[Start of section]
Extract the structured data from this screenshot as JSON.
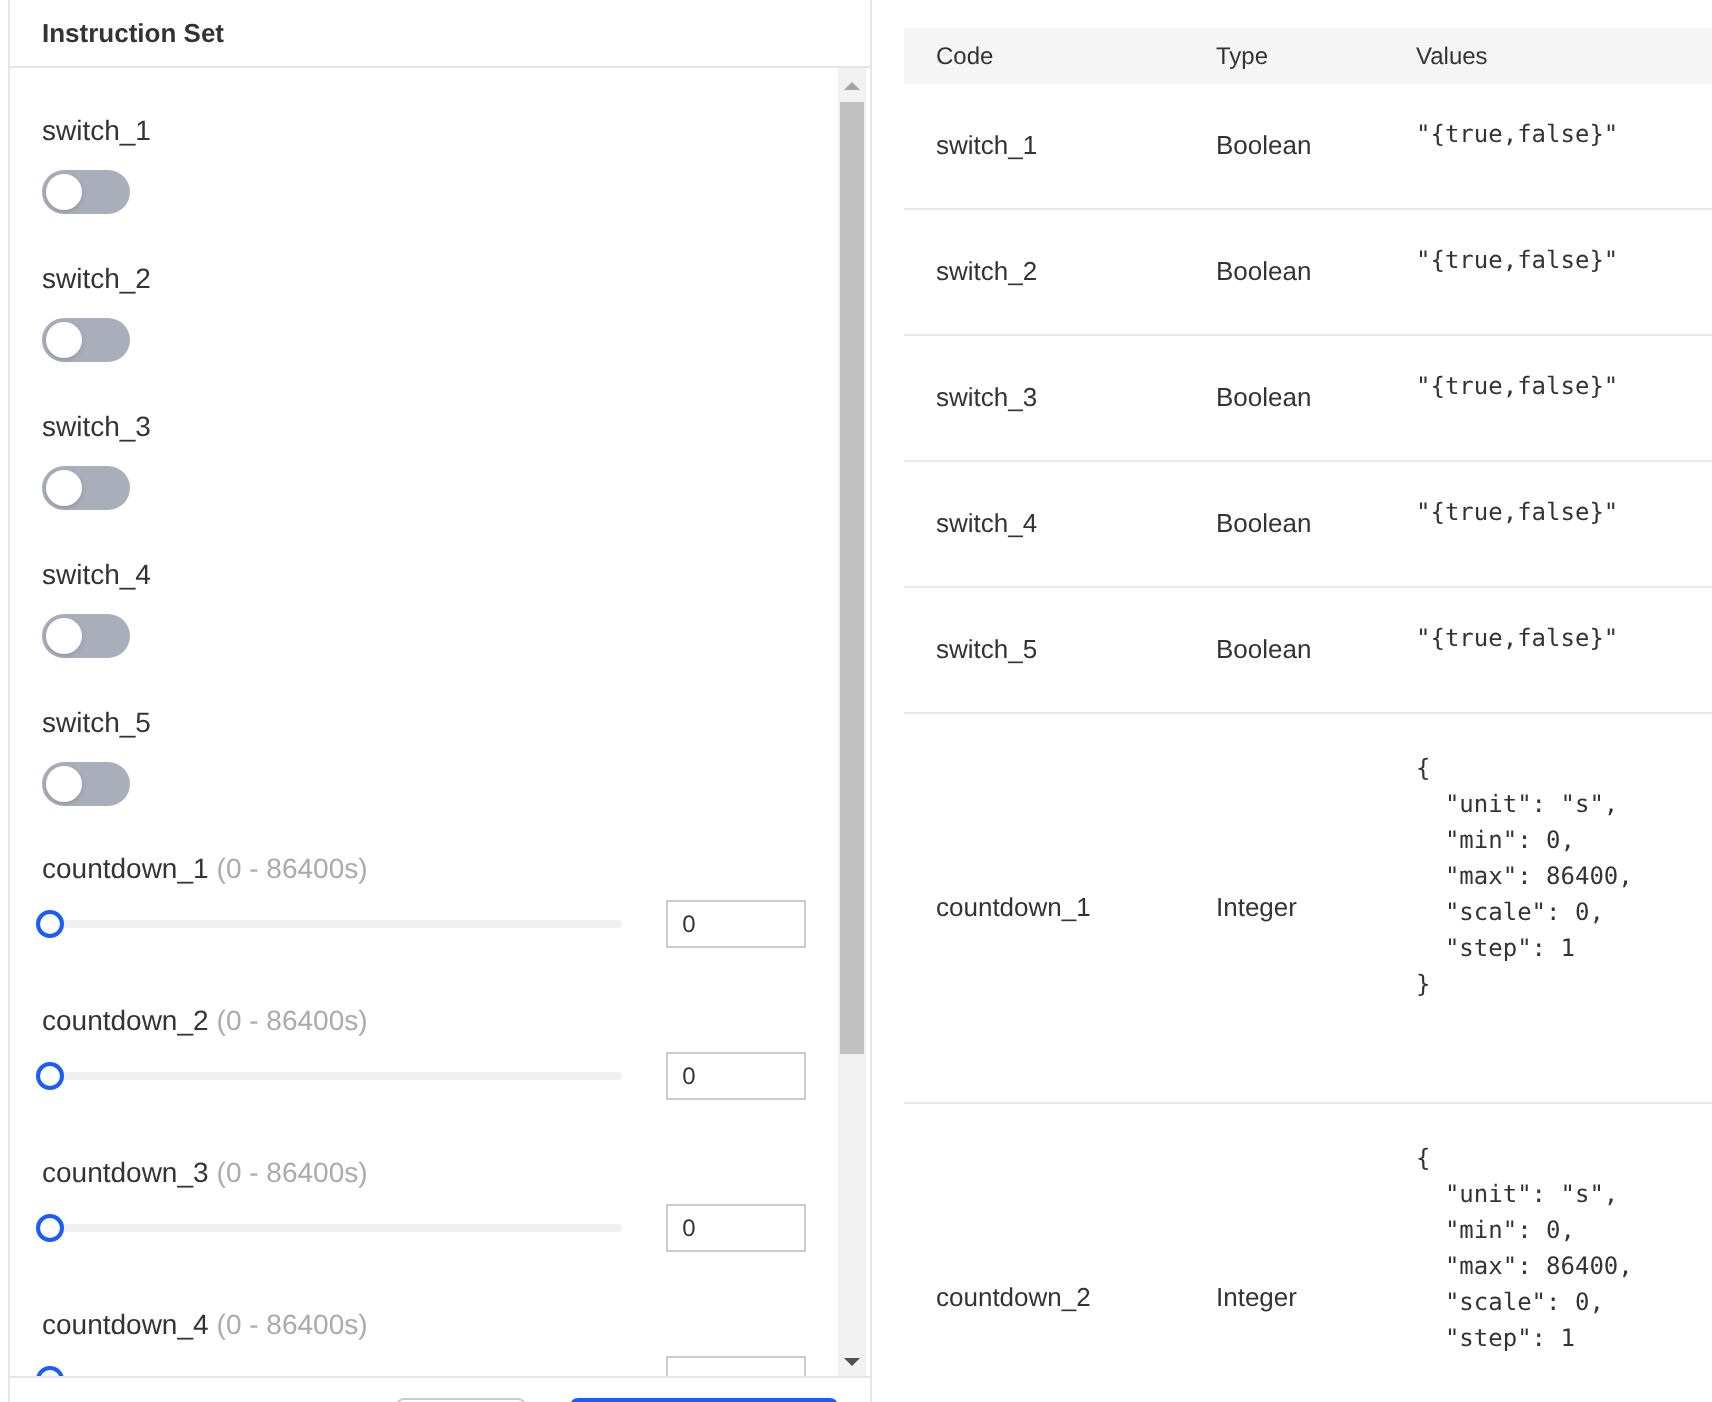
{
  "panel": {
    "title": "Instruction Set"
  },
  "controls": [
    {
      "kind": "switch",
      "label": "switch_1",
      "on": false
    },
    {
      "kind": "switch",
      "label": "switch_2",
      "on": false
    },
    {
      "kind": "switch",
      "label": "switch_3",
      "on": false
    },
    {
      "kind": "switch",
      "label": "switch_4",
      "on": false
    },
    {
      "kind": "switch",
      "label": "switch_5",
      "on": false
    },
    {
      "kind": "slider",
      "label": "countdown_1",
      "range": "(0 - 86400s)",
      "level": 0,
      "value": "0"
    },
    {
      "kind": "slider",
      "label": "countdown_2",
      "range": "(0 - 86400s)",
      "level": 0,
      "value": "0"
    },
    {
      "kind": "slider",
      "label": "countdown_3",
      "range": "(0 - 86400s)",
      "level": 0,
      "value": "0"
    },
    {
      "kind": "slider",
      "label": "countdown_4",
      "range": "(0 - 86400s)",
      "level": 0
    }
  ],
  "table": {
    "columns": [
      "Code",
      "Type",
      "Values"
    ],
    "rows": [
      {
        "code": "switch_1",
        "type": "Boolean",
        "values": "\"{true,false}\""
      },
      {
        "code": "switch_2",
        "type": "Boolean",
        "values": "\"{true,false}\""
      },
      {
        "code": "switch_3",
        "type": "Boolean",
        "values": "\"{true,false}\""
      },
      {
        "code": "switch_4",
        "type": "Boolean",
        "values": "\"{true,false}\""
      },
      {
        "code": "switch_5",
        "type": "Boolean",
        "values": "\"{true,false}\""
      },
      {
        "code": "countdown_1",
        "type": "Integer",
        "values": "{\n  \"unit\": \"s\",\n  \"min\": 0,\n  \"max\": 86400,\n  \"scale\": 0,\n  \"step\": 1\n}"
      },
      {
        "code": "countdown_2",
        "type": "Integer",
        "values": "{\n  \"unit\": \"s\",\n  \"min\": 0,\n  \"max\": 86400,\n  \"scale\": 0,\n  \"step\": 1"
      }
    ]
  }
}
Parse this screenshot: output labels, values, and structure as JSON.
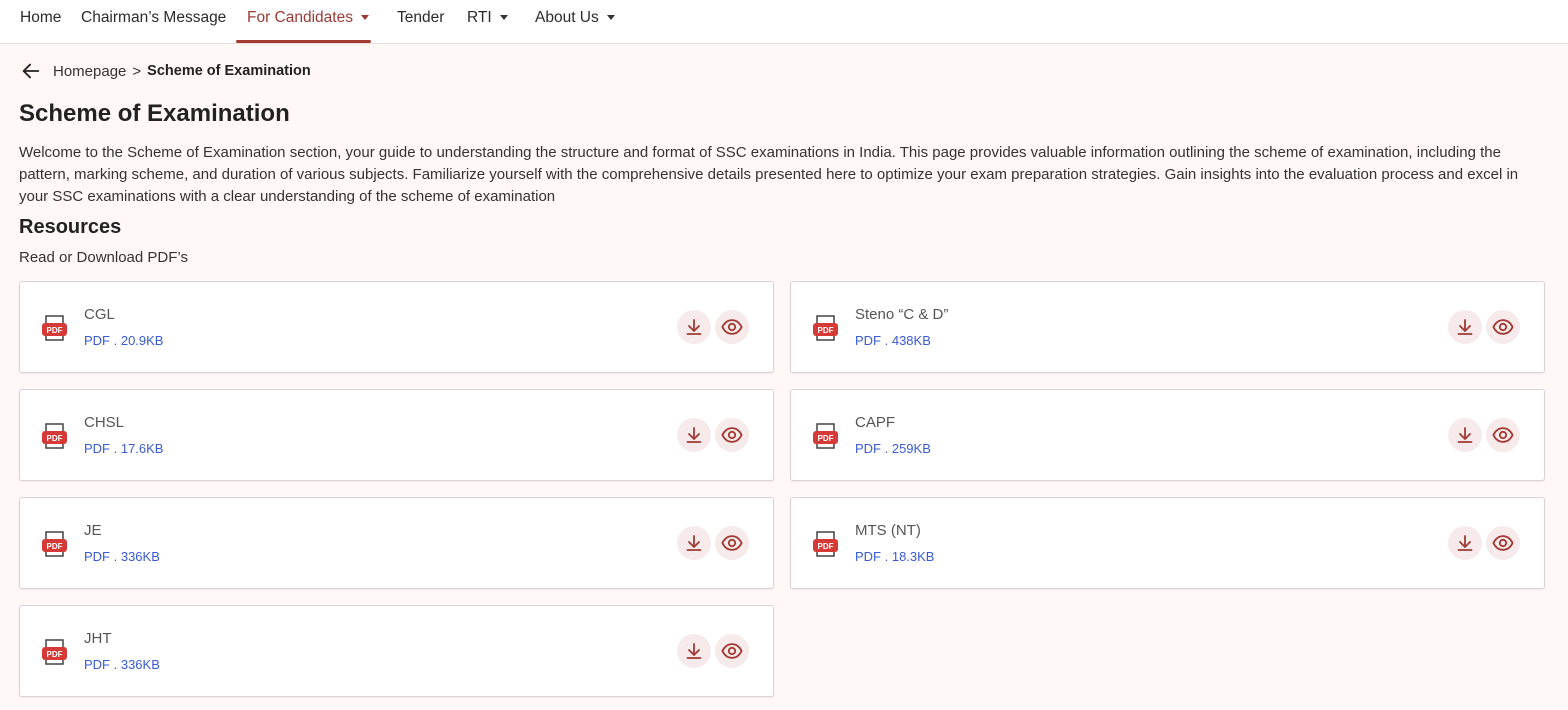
{
  "nav": {
    "items": [
      {
        "label": "Home",
        "dropdown": false,
        "active": false
      },
      {
        "label": "Chairman’s Message",
        "dropdown": false,
        "active": false
      },
      {
        "label": "For Candidates",
        "dropdown": true,
        "active": true
      },
      {
        "label": "Tender",
        "dropdown": false,
        "active": false
      },
      {
        "label": "RTI",
        "dropdown": true,
        "active": false
      },
      {
        "label": "About Us",
        "dropdown": true,
        "active": false
      }
    ]
  },
  "breadcrumb": {
    "back_icon": "arrow-left-icon",
    "home": "Homepage",
    "separator": ">",
    "current": "Scheme of Examination"
  },
  "page": {
    "title": "Scheme of Examination",
    "intro": "Welcome to the Scheme of Examination section, your guide to understanding the structure and format of SSC examinations in India. This page provides valuable information outlining the scheme of examination, including the pattern, marking scheme, and duration of various subjects. Familiarize yourself with the comprehensive details presented here to optimize your exam preparation strategies. Gain insights into the evaluation process and excel in your SSC examinations with a clear understanding of the scheme of examination"
  },
  "resources": {
    "title": "Resources",
    "subtitle": "Read or Download PDF’s",
    "files": [
      {
        "name": "CGL",
        "meta": "PDF . 20.9KB"
      },
      {
        "name": "Steno “C & D”",
        "meta": "PDF . 438KB"
      },
      {
        "name": "CHSL",
        "meta": "PDF . 17.6KB"
      },
      {
        "name": "CAPF",
        "meta": "PDF . 259KB"
      },
      {
        "name": "JE",
        "meta": "PDF . 336KB"
      },
      {
        "name": "MTS (NT)",
        "meta": "PDF . 18.3KB"
      },
      {
        "name": "JHT",
        "meta": "PDF . 336KB"
      }
    ]
  },
  "icons": {
    "file": "pdf-file-icon",
    "file_badge": "PDF",
    "download": "download-icon",
    "view": "eye-icon"
  },
  "colors": {
    "accent": "#9b3a34",
    "page_background": "#fff8f6",
    "link_blue": "#3a5bd4",
    "pdf_red": "#d63a36",
    "icon_button_bg": "#f6eaea"
  }
}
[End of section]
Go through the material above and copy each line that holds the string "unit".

# [Solution to this exercise]
        "values": "{\n  \"unit\": \"s\",\n  \"min\": 0,\n  \"max\": 86400,\n  \"scale\": 0,\n  \"step\": 1\n}"
        "values": "{\n  \"unit\": \"s\",\n  \"min\": 0,\n  \"max\": 86400,\n  \"scale\": 0,\n  \"step\": 1"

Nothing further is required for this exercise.